TASK ITEM:
Using "amount" as the search string, find the matching lines below and copy them.

[Records drawn from a dataset]
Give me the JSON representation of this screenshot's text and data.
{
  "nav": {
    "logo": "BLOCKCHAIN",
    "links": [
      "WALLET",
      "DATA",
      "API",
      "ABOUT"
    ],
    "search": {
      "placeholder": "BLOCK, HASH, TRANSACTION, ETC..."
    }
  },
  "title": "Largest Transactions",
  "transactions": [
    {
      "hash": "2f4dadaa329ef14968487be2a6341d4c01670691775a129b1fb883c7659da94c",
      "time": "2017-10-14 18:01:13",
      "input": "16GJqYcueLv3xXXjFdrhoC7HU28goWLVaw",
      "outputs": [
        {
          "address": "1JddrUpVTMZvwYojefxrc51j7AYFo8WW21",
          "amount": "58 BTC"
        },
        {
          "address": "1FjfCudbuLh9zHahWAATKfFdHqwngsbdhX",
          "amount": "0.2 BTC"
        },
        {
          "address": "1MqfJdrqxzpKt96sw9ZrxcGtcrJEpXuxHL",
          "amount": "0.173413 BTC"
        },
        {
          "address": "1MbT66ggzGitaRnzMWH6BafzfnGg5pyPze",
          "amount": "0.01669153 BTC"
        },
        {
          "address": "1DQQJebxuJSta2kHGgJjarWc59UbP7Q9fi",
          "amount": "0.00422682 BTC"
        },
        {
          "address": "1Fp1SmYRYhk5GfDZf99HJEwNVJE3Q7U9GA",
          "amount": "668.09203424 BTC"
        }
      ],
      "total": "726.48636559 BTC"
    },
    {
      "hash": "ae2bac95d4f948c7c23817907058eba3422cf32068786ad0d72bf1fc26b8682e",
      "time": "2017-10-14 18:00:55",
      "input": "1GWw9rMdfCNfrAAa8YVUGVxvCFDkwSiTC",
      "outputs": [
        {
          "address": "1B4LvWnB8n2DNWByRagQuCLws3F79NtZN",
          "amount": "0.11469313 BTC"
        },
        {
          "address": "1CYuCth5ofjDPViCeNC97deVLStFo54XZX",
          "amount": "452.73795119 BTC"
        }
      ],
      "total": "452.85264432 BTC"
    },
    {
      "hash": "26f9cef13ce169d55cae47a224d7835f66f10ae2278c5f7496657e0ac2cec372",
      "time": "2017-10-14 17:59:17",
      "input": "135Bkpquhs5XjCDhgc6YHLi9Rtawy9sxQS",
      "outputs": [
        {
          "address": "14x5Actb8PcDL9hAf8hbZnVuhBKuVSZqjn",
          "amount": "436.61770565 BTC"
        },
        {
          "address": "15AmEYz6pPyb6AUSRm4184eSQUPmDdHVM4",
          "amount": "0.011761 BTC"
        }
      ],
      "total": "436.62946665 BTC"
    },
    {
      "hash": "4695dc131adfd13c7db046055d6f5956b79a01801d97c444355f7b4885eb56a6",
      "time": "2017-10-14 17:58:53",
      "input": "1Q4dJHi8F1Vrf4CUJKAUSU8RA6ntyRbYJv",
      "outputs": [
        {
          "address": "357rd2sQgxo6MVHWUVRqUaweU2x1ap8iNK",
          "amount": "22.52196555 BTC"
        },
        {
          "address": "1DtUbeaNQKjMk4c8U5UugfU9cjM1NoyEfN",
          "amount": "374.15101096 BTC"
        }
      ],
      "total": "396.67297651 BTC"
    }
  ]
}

WRITTEN ANSWER:
          "amount": "58 BTC"
          "amount": "0.2 BTC"
          "amount": "0.173413 BTC"
          "amount": "0.01669153 BTC"
          "amount": "0.00422682 BTC"
          "amount": "668.09203424 BTC"
          "amount": "0.11469313 BTC"
          "amount": "452.73795119 BTC"
          "amount": "436.61770565 BTC"
          "amount": "0.011761 BTC"
          "amount": "22.52196555 BTC"
          "amount": "374.15101096 BTC"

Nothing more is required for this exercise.